Median increases in lowest basic rates by sector

Private company * % (no.) Private multi- employer % (no.) All private sector* % (no.) Public sector % (no.) All employers % (no.)
Energy, water, mining, nuclear by agreement by workers

4.33 (32)

4.60 (32,259)

4.33 (32)

4.60 (32,259)

2.50 (2)

2.00 (5,000)

4.30 (34)

4.60 (37,259)

Manufacturing (chemical, mineral and metals) by agreement by workers

3.90 (35)

3.60 (14,435)

3.90 (35)

3.60 (14,435)

3.90 (35)

3.60 (14,435)

Manufacturing (engineering and metal products) by agreement by workers

3.60 (80)

4.20 (57,181)

3.00 (1)

3.00 (8,500)

3.60 (81)

4.00 (65,681)

3.90 (1)

3.65 (82)

4.00 (65,681)

Manufacturing (other), agriculture and forestry by agreement by workers

3.68 (98)

3.00 (31,406)

3.44 (18)

3.54 (421,600)

3.57 (116)

3.54 (453,006)

3.00 (1)

3.00 (6,000)

3.54 (117)

3.54 (459,006)

Construction by agreement by workers

4.00 (11)

4.00 (4,500)

4.45 (14)

6.00 (1,045,000)

4.20 (25)

6.00 (1,045,000)

4.20 (25)

6.00 (1,045,000)

Retail, wholesale, hotels and catering by agreement by workers

3.20 (36)

3.20 (742,100)

4.00 (5)

3.20 (111,380)

3.20 (41)

3.20 (853,480)

3.20 (41)

3.20 (853,480)

Transport and communications by agreement by workers

4.14 (196)

4.30 (127,970)

2.70 (1)

2.70 (3,000)

4.14 (197)

4.30 (130,970)

3.90 (18)

6.90 (167,083)

4.10 (215)

5.10 (298,053)

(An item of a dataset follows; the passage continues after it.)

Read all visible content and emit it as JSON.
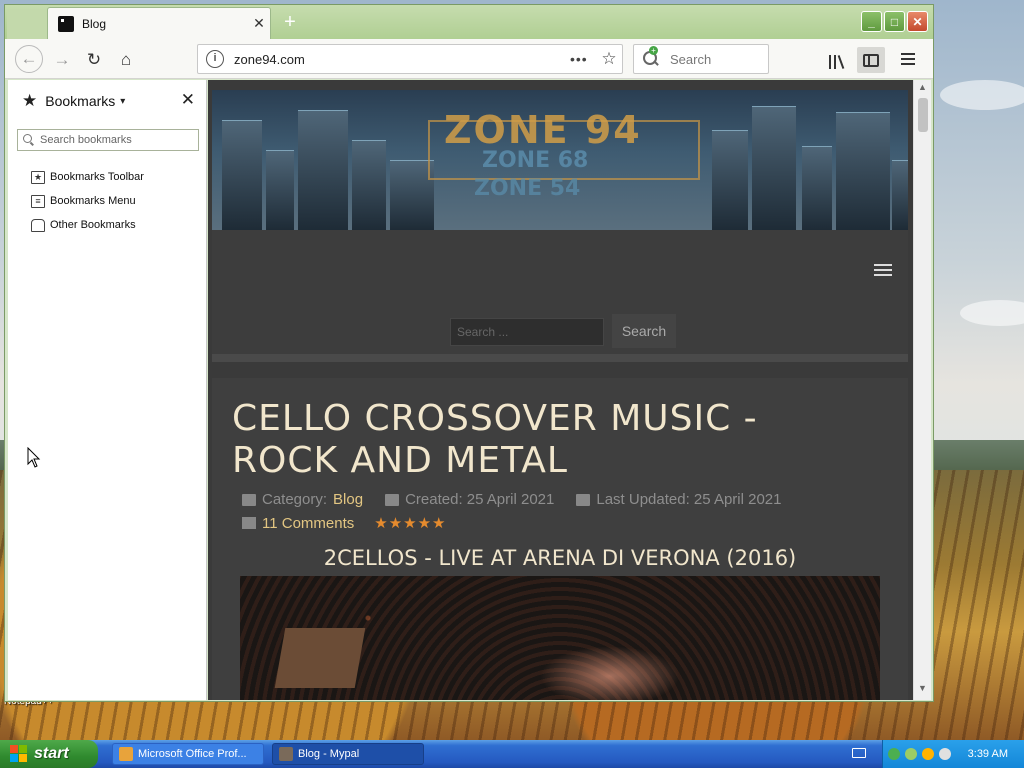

Finance and business services by agreement by workers

3.50 (48)

3.90 (56,021)

3.50 (48)

3.90 (56,021)

2.48 (4)

4.00 (10,391)

3.50 (52)

3.90 (66,412)

Public administration by agreement by workers

2.75 (4)

2.46 (765)

2.75 (4)

2.46 (765)

2.50 (38)

2.50 (610,769)

2.50 (42)

2.50 (611,534)

Education by agreement by workers

3.00 (18)

2.50 (932,401)

3.00 (18)

2.50 (932,401)

Health by agreement by workers

3.05 (4)

3.00 (717)

3.05 (4)

3.00 (717)

2.61 (4)

2.75 (1,378,900)

2.88 (8)

2.75 (1,379,617)

Other services by agreement by workers

3.85 (12)

4.10 (3,800)

3.50 (1)

3.50 (6,000)

3.60 (13)

3.50 (9,800)

3.00 (7)

4.00 (21,127)

3.47 (20)

4.00 (30,927)

All sectors by agreement by workers

4.00 (556)

3.50 (1,071,154)

3.90 (40)

4.40 (1,590,980)

4.00 (596)

4.00 (2,662,134)

3.00 (93)

2.75 (3,131,671)

3.90 (689)

3.20 (5,793,805)

The table shows the median percentage increase for each sector/employer type, followed in brackets by the number of agreements/workers covered.

Note that the number of workers covered is not known for all agreements.

* Includes voluntary organisations